One potential reason Jazz fans are staying friendly anyway: a kinship with the Wolves, a fellow title-less club making do in a small-market wintery town. Since the inception of its club 35 years ago, Minnesota has made the second round just twice; the Jazz have done it 14 times in that period.

In order to swap places from those historical norms, the Wolves have worked for years to amass an enviable amount of talent.

The team’s best offensive players are No. 1 overall picks — Anthony Edwards and Karl-Anthony Towns — the result of 19-win and 16-win seasons, respectively. The team had a third No. 1 pick in this era, Andrew Wiggins, who was eventually traded for DeAngelo Russell, who then was swapped for Mike Conley (and the Swiss Army Knife that is Nickeil Alexander-Walker, another former Jazzman).

(Trent Nelson | The Salt Lake Tribune) Guard Mike Conley (10) and center Rudy Gobert (27) as the Utah Jazz host the Brooklyn Nets, NBA basketball in Salt Lake City on Wednesday, March 24, 2021.

Then, the Wolves sent every future draft pick possible in exchange for Gobert — a much-criticized trade for Minnesota at the time that has since paid dividends.

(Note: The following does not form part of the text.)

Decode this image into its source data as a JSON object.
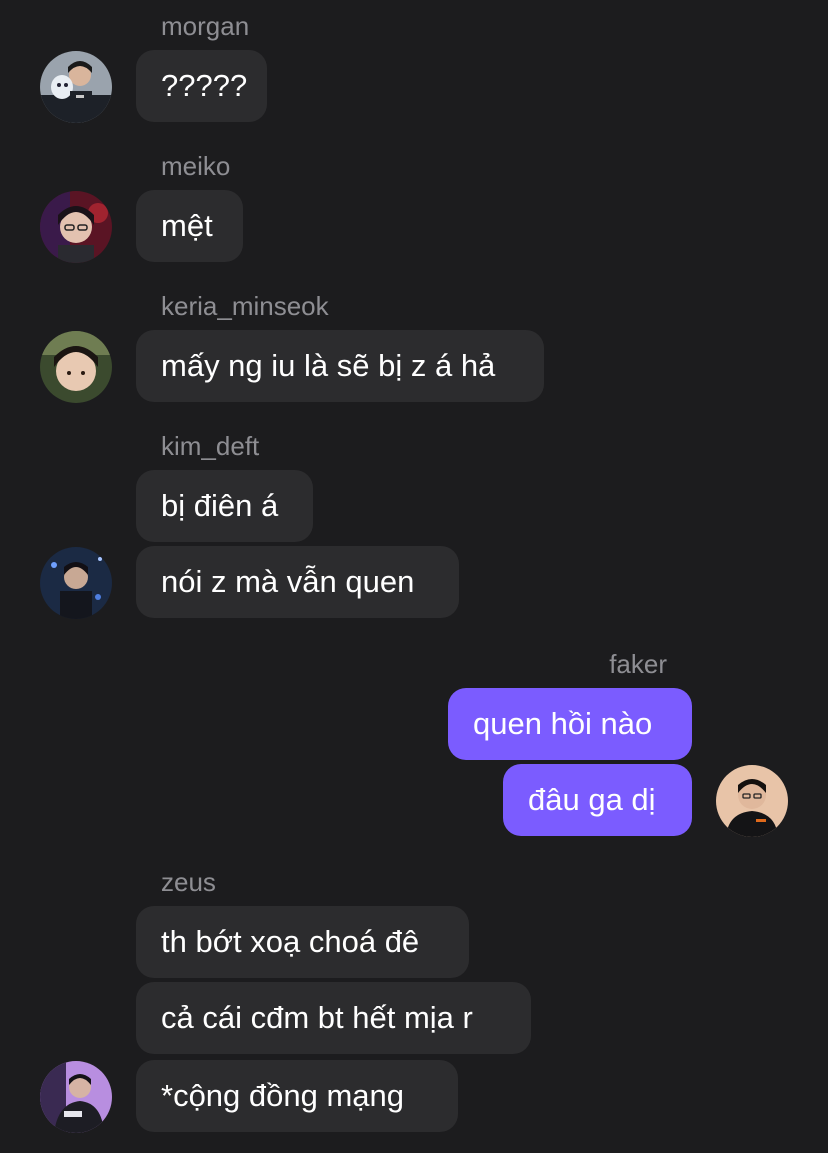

It’s a nearly impossible path to follow. An inadvisable one, too. The Wolves are living off the NBA’s lottery-pick generosity for a decade of past futility and the further mortgaging of a future decade. Utah’s front office, would, and should, like to avoid both. There are no lessons learned here to copy.

But while Minnesota is here and Utah isn’t, there’s a sense that the team up north deserves this moment more. By now, Jazz fans recognize the flaws that the late-era Quin Snyder teams possessed: a complete lack of perimeter defense, a too-rigid coaching staff, limited-to-no depth, and a star player who was talismanic on the offensive end and melancholic on the other. Minnesota’s sacrifices have seen them fix these flaws wholesale — they’re the team with competitive spirit and all-around talent across the roster in a way the Jazz never were.

Conley and Gobert are the beneficiaries here, finally getting the team that they, and their fans, always wanted. Yes, it’s a shame that it’s not happening in Utah, but Minnesota’s team is so far superior that it’s a stark reminder of just how far away the Jazz were then, let alone now.

In that context, and with that distance, it’s easier to avoid the temptations of schadenfreude. Instead, Jazz fans can see the joy of their former heroes and share in it, rooting them on to further success.

The Jazz’s time is still years away, but the Wolves’ time is now. We might as well enjoy it.